Research That Matters (January 17 - 20, 2008)

Regency Ballroom Wings (Omni Shoreham)

Assessing and Advancing the Validity of Adolescent Suicidality Questionnaires

Michael E. Woolley, PhD, University of Michigan-Ann Arbor.

Purpose: Completed suicides tripled among youth between 1952 and 1996. In 1999 the Surgeon General called for expanded research on youth suicide prevention and the specific need to advance the validity of youth suicidality assessment tools. A call for research that matters; the current study was a direct response to that call. Assessment questionnaire development is a quantitative endeavor; however, there is growing interest in the systematic application of mixed methods to questionnaire development and validity assessment. Such mixed methods in questionnaire development, or cognitive methods, are used to collect qualitative data directly from potential respondents about how they understand, think about, and choose responses to assessment questionnaires.

Method: Two such mixed methods were used to collect data from adolescents (13-17) who had been psychiatrically hospitalized for suicidality (ideation to attempt). Cognitive pretesting (CP) interviews involve asking a respondent, while they read and respond to an assessment question, to explain what/how he/she: (a) interprets what a question is asking, (b) thinks about while forming a response, such as experiences, feelings, beliefs, etc., and (c) chooses an answer option. CPed was the Suicidal Ideation Questionnaire-Junior (SIQ-JR: Reynolds & Mazza, 1999), the most widely utilized such questionnaire. Construct probe interviews (CPI) apply open-ended questions to gather qualitative data about how adolescents experience the context and content of a targeted construct, suicidality.

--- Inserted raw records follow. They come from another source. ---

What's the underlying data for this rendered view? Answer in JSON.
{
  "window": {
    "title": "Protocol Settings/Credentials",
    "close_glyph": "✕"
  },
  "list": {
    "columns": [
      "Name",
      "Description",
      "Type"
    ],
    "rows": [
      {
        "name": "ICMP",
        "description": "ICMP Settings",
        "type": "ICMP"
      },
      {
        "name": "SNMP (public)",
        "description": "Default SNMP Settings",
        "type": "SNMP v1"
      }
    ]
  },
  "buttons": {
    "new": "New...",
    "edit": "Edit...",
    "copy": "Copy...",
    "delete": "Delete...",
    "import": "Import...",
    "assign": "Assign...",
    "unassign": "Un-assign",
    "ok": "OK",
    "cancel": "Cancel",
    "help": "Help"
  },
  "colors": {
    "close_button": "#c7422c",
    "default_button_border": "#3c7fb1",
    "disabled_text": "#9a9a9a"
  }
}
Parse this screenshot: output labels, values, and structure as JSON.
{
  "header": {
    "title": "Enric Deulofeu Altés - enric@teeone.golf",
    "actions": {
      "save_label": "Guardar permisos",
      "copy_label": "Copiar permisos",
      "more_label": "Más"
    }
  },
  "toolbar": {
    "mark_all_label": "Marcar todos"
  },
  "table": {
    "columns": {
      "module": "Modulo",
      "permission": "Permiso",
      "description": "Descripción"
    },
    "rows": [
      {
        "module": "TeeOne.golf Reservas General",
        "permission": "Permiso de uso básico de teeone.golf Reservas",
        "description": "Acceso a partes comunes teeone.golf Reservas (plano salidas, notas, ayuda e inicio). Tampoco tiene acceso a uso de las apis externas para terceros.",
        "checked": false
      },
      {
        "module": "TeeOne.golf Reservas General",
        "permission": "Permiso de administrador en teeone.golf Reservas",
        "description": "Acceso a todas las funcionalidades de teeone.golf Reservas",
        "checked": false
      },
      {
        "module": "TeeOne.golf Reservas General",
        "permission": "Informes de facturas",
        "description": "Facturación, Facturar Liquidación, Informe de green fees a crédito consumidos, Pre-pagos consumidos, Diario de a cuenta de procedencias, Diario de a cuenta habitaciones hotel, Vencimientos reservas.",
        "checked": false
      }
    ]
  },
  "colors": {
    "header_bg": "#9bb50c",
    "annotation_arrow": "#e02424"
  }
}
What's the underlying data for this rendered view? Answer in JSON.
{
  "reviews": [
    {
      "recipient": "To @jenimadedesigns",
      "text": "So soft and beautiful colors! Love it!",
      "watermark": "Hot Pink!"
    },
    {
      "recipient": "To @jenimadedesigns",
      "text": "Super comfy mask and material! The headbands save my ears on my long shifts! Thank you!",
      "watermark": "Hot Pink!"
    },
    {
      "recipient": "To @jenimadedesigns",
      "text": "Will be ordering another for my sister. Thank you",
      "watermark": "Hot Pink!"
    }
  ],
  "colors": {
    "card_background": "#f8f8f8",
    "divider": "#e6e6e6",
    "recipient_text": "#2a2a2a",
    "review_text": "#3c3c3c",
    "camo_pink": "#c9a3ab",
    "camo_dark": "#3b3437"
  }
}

Results: To date, 34 adolescents have been interviewed, with the full sample to be collected by the end of June 2007. Preliminary analyses indicate that while many of the SIQ-JR items perform well, several items have validity problems. For example, the item I thought about writing a will…, which is infrequently endorsed but seen as a high risk sign; while some adolescents knew what a will was, most did not interpret this question as intended. Nearly half thought wills were what “old people write”, some felt wills are for people with money and property, and they have neither, finally several just did not know what a will was. The question I thought about telling people I plan to kill myself…, several serious suicide attempters interpreted this wording as attention seeking behavior, and not something they would endorse. For those respondents it does not assess suicide risk, even the opposite. For the SSWR poster, full analyses will be available for the cognitive pretesting, including describing a codebook to quantitatively code the validity of responses, and the inter-rater reliability of multiple coders of the data. Finally, the CPI data are revealing a wide range of circumstances, dynamics, and responses to stressors and struggles that lead adolescents to think about or attempt suicide, and make them want to live or help when they feel suicidal.

Implications: The implications of this research matters. We need valid teen suicide assessment risk questionnaires that can both be used to screen a population in a school or applied in a clinical setting. Current findings will be used to develop such a questionnaire. Finally, the application and ongoing evolutions of such mixed methods in questionnaire development will be discussed.